“We believe that these types of alternative datasets are not just ingenious but extremely valuable as they contain real time information which can guide governments and citizens in their response to a pandemic”, Kolanovic goes on to say, in his Tuesday note, adding that while the real time data on the occurrence of illness “is not specific to COVID-19, statistically significant increases above the historical range (red dots in the figure) are likely driven by the COVID-19 pandemic”.
(JPMorgan, from Kinsa data)
This data may lead official data from hospitals by as many as 10 days, Marko estimates, and while, like Kinsa itself, he admits that “we cannot be sure that our interpretation of these data is correct”, it’s exceedingly possible that “they capture the main trends in the dynamic of COVID-19 spread and efficacy of implemented measures against the spreading of the disease”.
So, what’s in the above visual? Well, again, the red symbols represent readings significantly above the seasonal average. Here’s Marko:
If one looks at the data for San Francisco, one can see that an atypically high reading started about a week before the national reading, and were followed by the strong ‘shelter in place’ order about a week ago. Since then, the incidence of atypical illnesses plummeted and is now significantly below the seasonal average. This could likely be characterized as ‘overreaction’ as the influenza-like illness occurrence is now less than half of what would be expected normally. Miami-Dade county is likely an example of under-reaction.
If you look at the right-hand side of the chart, you can see that the last two national readings are below the seasonal average, having fallen from earlier this month, when the epidemic began showing up (and “showing up” is me extrapolating from the incidence of readings significantly above the seasonal average).
Kolanovic suggests that if this interpretation is correct, it indicates “an inflection of atypical iLI that occurred ~5 days ago in real time data”, which may presage a similar “inflection point in hospital cases” in just “a number of days, rather than number of weeks”.
That, in turn, would allow economic activity to restart within weeks, rather than months.

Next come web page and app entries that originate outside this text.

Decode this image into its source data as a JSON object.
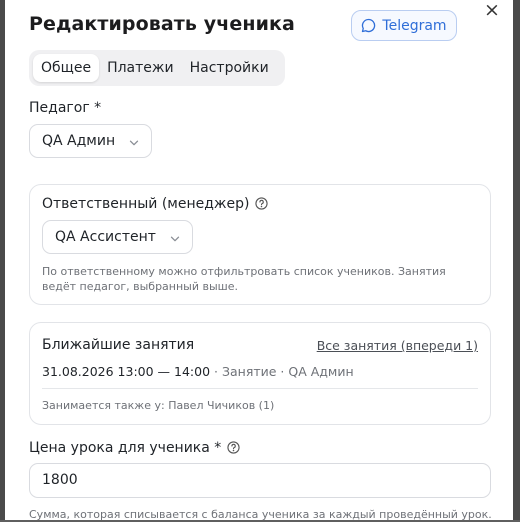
{
  "modal": {
    "title": "Редактировать ученика",
    "telegram_label": "Telegram",
    "close_symbol": "×"
  },
  "tabs": [
    {
      "label": "Общее",
      "active": true
    },
    {
      "label": "Платежи",
      "active": false
    },
    {
      "label": "Настройки",
      "active": false
    }
  ],
  "teacher": {
    "label": "Педагог *",
    "value": "QA Админ"
  },
  "manager": {
    "label": "Ответственный (менеджер)",
    "value": "QA Ассистент",
    "hint_line1": "По ответственному можно отфильтровать список учеников. Занятия",
    "hint_line2": "ведёт педагог, выбранный выше."
  },
  "upcoming": {
    "title": "Ближайшие занятия",
    "all_link": "Все занятия (впереди 1)",
    "lesson_time": "31.08.2026 13:00 — 14:00",
    "lesson_meta": " · Занятие · QA Админ",
    "also_studies": "Занимается также у: Павел Чичиков (1)"
  },
  "price": {
    "label": "Цена урока для ученика *",
    "value": "1800",
    "hint": "Сумма, которая списывается с баланса ученика за каждый проведённый урок."
  },
  "colors": {
    "accent": "#2f6ed8",
    "overlay": "#5f5f5f"
  },
  "icons": [
    "chat-bubble-icon",
    "close-icon",
    "chevron-down-icon",
    "help-circle-icon"
  ]
}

As for asset prices, the read-through is straightforward, assuming the above is valid. “Taking into account the unprecedented monetary and fiscal measures being implemented, as well as unprecedented asset declines over the past month, we maintain that asset price recovery is likely”, Marko says.
Remember, the Fed isn’t just going to cancel all of the various liquidity facilities and asset purchase programs put into place over the past three weeks if the spread of the virus slows. That support (i.e., that unlimited bid) will be in the market for the foreseeable future, and now it includes spread products and IG ETFs.
Similarly, fiscal stimulus measures will be implemented rapidly once Congress agrees on a final version of the enormous spending package. Once that money is spent, it’s spent, colloquially speaking. You can’t take the stimulus checks away from people, and you can’t repeal a bill aimed at combatting a deadly virus.
Given that – and considering exposure has been pared aggressively among many key investor cohorts, while volatility looks poised to subside just as an expected rebalancing flow “realizes” at month-/quarter-end – there is a plausible argument to be made that there’s a light at the end of this tunnel.
Remember, just days into 2019, while the majority of market participants were still reeling from the worst December for US equities since the Great Depression, Kolanovic said stocks would be back at record highs within months.
He was, of course, correct.